======== Data shown
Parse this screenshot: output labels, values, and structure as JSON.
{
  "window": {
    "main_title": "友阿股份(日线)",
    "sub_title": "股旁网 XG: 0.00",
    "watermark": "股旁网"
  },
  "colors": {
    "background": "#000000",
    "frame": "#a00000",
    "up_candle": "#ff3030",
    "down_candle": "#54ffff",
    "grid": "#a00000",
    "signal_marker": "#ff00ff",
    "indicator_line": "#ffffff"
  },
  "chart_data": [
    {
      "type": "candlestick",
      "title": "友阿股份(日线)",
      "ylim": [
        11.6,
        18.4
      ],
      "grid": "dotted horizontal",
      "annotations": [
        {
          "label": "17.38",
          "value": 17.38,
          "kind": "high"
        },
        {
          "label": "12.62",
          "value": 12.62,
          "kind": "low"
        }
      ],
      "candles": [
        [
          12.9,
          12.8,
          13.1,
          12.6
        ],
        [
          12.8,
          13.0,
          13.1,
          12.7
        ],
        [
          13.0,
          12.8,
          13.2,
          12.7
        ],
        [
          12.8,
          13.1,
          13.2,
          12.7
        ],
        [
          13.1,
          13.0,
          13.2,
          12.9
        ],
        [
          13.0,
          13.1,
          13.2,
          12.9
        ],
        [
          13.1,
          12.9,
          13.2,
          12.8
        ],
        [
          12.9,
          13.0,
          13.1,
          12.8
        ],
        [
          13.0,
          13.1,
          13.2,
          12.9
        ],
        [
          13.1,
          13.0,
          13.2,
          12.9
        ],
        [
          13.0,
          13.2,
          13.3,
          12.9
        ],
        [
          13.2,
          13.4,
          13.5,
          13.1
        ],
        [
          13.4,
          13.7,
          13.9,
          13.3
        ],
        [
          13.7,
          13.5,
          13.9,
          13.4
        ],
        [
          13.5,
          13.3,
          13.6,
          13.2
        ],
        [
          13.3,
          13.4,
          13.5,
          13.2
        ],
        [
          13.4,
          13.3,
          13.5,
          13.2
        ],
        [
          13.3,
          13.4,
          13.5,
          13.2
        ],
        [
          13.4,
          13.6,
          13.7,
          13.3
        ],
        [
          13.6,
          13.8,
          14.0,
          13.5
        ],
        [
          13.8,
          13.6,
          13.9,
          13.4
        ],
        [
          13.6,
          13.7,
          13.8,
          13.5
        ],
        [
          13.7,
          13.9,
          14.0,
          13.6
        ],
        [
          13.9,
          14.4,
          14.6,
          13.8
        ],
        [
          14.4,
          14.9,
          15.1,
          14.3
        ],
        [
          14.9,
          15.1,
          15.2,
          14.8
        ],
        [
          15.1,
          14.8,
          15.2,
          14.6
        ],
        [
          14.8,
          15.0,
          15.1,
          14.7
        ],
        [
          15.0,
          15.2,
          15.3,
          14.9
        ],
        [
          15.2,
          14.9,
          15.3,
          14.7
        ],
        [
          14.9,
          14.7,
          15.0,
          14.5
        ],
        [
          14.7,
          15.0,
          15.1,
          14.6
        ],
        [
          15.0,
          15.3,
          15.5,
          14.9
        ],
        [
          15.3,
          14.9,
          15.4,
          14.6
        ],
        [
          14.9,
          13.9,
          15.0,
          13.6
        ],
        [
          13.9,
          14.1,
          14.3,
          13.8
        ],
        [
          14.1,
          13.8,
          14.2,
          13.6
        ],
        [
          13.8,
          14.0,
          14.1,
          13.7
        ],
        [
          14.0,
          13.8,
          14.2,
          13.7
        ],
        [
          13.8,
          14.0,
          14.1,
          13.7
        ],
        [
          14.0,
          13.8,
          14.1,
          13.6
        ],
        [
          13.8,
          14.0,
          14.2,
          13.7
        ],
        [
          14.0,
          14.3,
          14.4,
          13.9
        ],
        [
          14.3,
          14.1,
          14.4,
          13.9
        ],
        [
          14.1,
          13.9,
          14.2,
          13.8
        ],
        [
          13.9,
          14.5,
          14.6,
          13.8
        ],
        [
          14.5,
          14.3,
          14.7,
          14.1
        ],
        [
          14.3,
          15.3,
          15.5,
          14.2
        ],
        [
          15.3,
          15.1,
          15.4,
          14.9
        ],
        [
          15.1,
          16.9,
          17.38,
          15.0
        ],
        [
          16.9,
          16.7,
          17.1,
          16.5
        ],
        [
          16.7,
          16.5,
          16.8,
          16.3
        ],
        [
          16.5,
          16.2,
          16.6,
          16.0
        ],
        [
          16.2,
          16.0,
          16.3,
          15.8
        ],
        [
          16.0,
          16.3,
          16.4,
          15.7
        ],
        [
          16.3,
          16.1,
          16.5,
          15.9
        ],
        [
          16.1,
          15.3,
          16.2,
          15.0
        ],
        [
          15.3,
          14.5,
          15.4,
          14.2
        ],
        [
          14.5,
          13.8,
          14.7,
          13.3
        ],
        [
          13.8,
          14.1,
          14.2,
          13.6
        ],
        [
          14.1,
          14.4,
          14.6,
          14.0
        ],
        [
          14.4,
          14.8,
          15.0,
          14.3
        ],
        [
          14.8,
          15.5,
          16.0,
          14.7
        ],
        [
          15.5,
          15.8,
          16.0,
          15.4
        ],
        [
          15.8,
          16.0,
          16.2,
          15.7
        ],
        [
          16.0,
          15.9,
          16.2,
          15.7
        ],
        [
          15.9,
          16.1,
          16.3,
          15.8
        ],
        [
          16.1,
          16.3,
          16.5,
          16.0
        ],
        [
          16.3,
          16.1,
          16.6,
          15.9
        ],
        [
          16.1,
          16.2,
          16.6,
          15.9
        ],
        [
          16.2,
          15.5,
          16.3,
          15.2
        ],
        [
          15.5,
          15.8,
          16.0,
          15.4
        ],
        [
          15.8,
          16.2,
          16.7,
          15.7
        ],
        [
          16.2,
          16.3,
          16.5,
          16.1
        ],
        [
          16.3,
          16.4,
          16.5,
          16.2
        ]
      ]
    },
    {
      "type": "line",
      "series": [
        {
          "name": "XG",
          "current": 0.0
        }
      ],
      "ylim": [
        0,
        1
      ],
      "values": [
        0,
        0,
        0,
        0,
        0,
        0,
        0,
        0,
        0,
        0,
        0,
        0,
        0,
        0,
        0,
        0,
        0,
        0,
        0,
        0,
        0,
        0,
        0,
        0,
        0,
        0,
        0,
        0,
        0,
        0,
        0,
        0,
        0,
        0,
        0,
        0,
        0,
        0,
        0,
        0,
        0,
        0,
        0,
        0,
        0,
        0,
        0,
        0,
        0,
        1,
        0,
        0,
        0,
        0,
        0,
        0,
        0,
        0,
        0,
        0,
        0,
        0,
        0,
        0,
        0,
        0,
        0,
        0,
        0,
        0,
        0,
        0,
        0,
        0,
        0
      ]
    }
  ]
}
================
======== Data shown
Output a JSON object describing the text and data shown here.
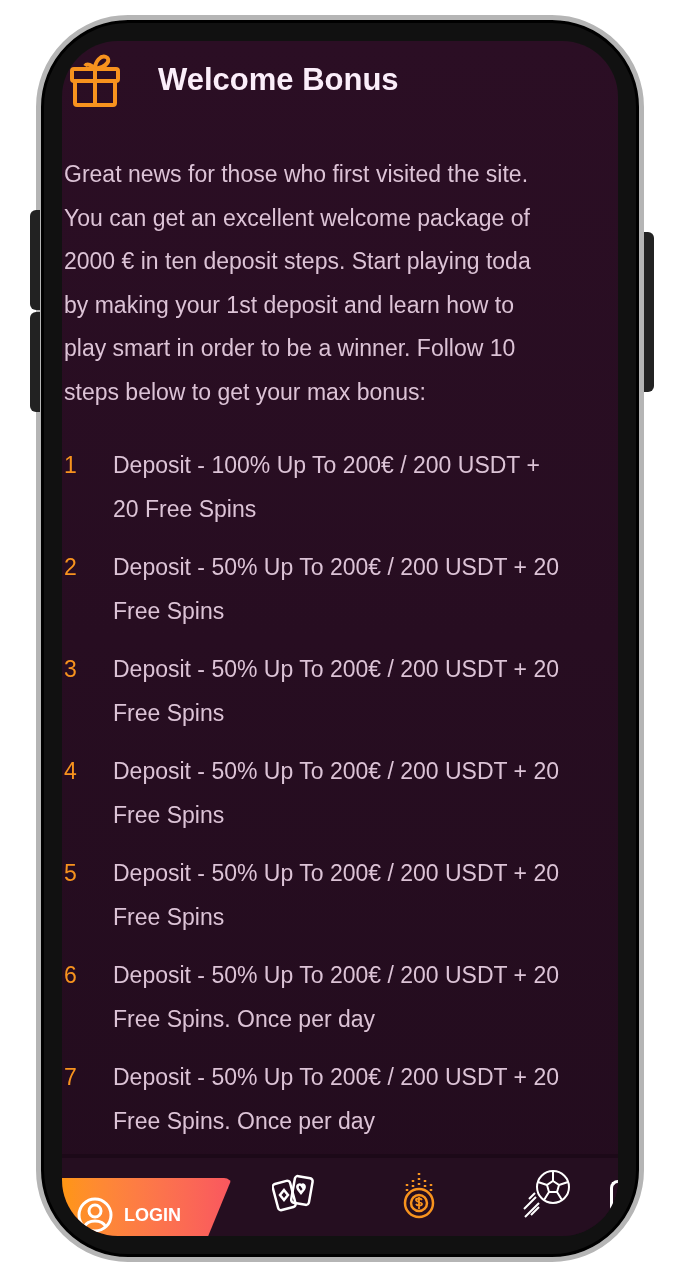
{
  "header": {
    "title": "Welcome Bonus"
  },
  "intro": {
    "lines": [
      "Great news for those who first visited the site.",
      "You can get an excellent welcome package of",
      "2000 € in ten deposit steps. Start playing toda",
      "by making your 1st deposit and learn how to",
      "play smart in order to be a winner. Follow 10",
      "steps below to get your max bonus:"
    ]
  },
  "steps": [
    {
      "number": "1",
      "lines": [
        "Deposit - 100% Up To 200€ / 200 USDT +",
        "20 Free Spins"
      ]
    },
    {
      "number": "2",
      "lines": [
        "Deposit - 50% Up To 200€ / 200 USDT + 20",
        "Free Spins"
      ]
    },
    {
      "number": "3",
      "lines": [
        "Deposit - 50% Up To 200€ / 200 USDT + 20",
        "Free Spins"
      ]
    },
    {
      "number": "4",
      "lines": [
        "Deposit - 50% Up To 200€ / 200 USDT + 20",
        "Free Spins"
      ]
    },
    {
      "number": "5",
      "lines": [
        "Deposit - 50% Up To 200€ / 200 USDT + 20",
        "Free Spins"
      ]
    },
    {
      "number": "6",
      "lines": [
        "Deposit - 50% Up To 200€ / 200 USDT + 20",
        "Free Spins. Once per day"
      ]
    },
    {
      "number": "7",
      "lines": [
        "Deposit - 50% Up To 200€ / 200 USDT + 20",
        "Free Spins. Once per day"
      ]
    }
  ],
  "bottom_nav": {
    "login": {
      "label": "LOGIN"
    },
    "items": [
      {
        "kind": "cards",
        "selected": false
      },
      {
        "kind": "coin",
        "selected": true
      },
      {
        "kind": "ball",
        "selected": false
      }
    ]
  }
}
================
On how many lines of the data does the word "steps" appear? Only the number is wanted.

• _Response below_
3